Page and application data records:
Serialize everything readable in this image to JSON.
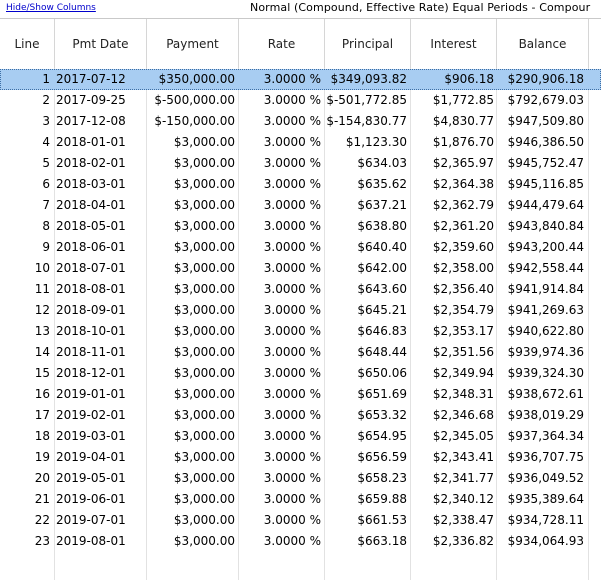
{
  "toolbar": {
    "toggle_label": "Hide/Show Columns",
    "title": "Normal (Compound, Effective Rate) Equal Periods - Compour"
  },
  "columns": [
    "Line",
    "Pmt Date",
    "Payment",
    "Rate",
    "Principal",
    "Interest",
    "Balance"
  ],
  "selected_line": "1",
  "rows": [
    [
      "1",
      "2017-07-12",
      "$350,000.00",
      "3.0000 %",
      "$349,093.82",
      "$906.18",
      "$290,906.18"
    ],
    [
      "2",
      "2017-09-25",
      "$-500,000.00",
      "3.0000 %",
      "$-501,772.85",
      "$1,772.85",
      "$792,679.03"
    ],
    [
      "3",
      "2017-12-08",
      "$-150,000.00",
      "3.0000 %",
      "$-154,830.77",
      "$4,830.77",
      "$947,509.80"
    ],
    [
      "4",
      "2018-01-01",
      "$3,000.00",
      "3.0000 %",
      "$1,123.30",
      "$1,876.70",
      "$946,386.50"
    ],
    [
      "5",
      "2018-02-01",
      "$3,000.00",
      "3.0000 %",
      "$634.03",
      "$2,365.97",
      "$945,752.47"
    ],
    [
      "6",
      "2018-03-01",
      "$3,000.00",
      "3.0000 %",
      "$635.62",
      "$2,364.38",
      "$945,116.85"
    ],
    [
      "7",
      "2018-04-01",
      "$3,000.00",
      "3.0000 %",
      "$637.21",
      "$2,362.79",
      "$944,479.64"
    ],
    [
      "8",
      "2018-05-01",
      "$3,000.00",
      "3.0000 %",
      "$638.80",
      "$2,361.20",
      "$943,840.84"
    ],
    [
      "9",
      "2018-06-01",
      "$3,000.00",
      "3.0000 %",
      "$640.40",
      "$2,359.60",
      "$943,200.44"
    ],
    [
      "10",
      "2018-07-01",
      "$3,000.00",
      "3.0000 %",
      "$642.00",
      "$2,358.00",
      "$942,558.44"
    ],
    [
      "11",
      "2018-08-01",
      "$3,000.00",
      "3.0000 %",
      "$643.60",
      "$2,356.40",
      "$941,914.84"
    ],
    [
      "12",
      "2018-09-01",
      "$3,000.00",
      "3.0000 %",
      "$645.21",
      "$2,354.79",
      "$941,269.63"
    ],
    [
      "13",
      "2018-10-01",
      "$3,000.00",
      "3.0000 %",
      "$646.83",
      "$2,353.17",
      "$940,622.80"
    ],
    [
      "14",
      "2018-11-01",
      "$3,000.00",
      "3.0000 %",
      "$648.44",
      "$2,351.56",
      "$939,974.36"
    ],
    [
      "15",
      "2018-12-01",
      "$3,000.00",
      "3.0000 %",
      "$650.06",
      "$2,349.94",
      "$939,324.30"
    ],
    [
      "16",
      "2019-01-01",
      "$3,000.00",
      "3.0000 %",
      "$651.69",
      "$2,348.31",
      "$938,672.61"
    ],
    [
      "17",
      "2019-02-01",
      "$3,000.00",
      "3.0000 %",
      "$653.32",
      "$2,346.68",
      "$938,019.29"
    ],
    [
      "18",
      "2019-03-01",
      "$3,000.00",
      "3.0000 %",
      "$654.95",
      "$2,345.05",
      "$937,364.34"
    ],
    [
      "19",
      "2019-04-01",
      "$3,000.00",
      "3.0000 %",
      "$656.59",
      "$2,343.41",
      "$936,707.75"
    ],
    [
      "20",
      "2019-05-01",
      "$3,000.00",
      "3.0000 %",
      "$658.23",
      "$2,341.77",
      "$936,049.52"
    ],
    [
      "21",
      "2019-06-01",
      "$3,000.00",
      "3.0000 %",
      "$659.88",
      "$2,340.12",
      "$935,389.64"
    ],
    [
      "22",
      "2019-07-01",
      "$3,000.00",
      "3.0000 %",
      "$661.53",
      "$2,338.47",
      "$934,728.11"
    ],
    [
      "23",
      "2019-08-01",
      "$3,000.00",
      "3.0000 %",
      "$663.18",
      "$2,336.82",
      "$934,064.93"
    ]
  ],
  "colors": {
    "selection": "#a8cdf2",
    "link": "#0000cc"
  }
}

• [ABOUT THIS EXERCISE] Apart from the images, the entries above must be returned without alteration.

• [SOLUTION]
Serialize everything readable in this image to JSON.
{
  "toolbar": {
    "toggle_label": "Hide/Show Columns",
    "title": "Normal (Compound, Effective Rate) Equal Periods - Compour"
  },
  "columns": [
    "Line",
    "Pmt Date",
    "Payment",
    "Rate",
    "Principal",
    "Interest",
    "Balance"
  ],
  "selected_line": "1",
  "rows": [
    [
      "1",
      "2017-07-12",
      "$350,000.00",
      "3.0000 %",
      "$349,093.82",
      "$906.18",
      "$290,906.18"
    ],
    [
      "2",
      "2017-09-25",
      "$-500,000.00",
      "3.0000 %",
      "$-501,772.85",
      "$1,772.85",
      "$792,679.03"
    ],
    [
      "3",
      "2017-12-08",
      "$-150,000.00",
      "3.0000 %",
      "$-154,830.77",
      "$4,830.77",
      "$947,509.80"
    ],
    [
      "4",
      "2018-01-01",
      "$3,000.00",
      "3.0000 %",
      "$1,123.30",
      "$1,876.70",
      "$946,386.50"
    ],
    [
      "5",
      "2018-02-01",
      "$3,000.00",
      "3.0000 %",
      "$634.03",
      "$2,365.97",
      "$945,752.47"
    ],
    [
      "6",
      "2018-03-01",
      "$3,000.00",
      "3.0000 %",
      "$635.62",
      "$2,364.38",
      "$945,116.85"
    ],
    [
      "7",
      "2018-04-01",
      "$3,000.00",
      "3.0000 %",
      "$637.21",
      "$2,362.79",
      "$944,479.64"
    ],
    [
      "8",
      "2018-05-01",
      "$3,000.00",
      "3.0000 %",
      "$638.80",
      "$2,361.20",
      "$943,840.84"
    ],
    [
      "9",
      "2018-06-01",
      "$3,000.00",
      "3.0000 %",
      "$640.40",
      "$2,359.60",
      "$943,200.44"
    ],
    [
      "10",
      "2018-07-01",
      "$3,000.00",
      "3.0000 %",
      "$642.00",
      "$2,358.00",
      "$942,558.44"
    ],
    [
      "11",
      "2018-08-01",
      "$3,000.00",
      "3.0000 %",
      "$643.60",
      "$2,356.40",
      "$941,914.84"
    ],
    [
      "12",
      "2018-09-01",
      "$3,000.00",
      "3.0000 %",
      "$645.21",
      "$2,354.79",
      "$941,269.63"
    ],
    [
      "13",
      "2018-10-01",
      "$3,000.00",
      "3.0000 %",
      "$646.83",
      "$2,353.17",
      "$940,622.80"
    ],
    [
      "14",
      "2018-11-01",
      "$3,000.00",
      "3.0000 %",
      "$648.44",
      "$2,351.56",
      "$939,974.36"
    ],
    [
      "15",
      "2018-12-01",
      "$3,000.00",
      "3.0000 %",
      "$650.06",
      "$2,349.94",
      "$939,324.30"
    ],
    [
      "16",
      "2019-01-01",
      "$3,000.00",
      "3.0000 %",
      "$651.69",
      "$2,348.31",
      "$938,672.61"
    ],
    [
      "17",
      "2019-02-01",
      "$3,000.00",
      "3.0000 %",
      "$653.32",
      "$2,346.68",
      "$938,019.29"
    ],
    [
      "18",
      "2019-03-01",
      "$3,000.00",
      "3.0000 %",
      "$654.95",
      "$2,345.05",
      "$937,364.34"
    ],
    [
      "19",
      "2019-04-01",
      "$3,000.00",
      "3.0000 %",
      "$656.59",
      "$2,343.41",
      "$936,707.75"
    ],
    [
      "20",
      "2019-05-01",
      "$3,000.00",
      "3.0000 %",
      "$658.23",
      "$2,341.77",
      "$936,049.52"
    ],
    [
      "21",
      "2019-06-01",
      "$3,000.00",
      "3.0000 %",
      "$659.88",
      "$2,340.12",
      "$935,389.64"
    ],
    [
      "22",
      "2019-07-01",
      "$3,000.00",
      "3.0000 %",
      "$661.53",
      "$2,338.47",
      "$934,728.11"
    ],
    [
      "23",
      "2019-08-01",
      "$3,000.00",
      "3.0000 %",
      "$663.18",
      "$2,336.82",
      "$934,064.93"
    ]
  ],
  "colors": {
    "selection": "#a8cdf2",
    "link": "#0000cc"
  }
}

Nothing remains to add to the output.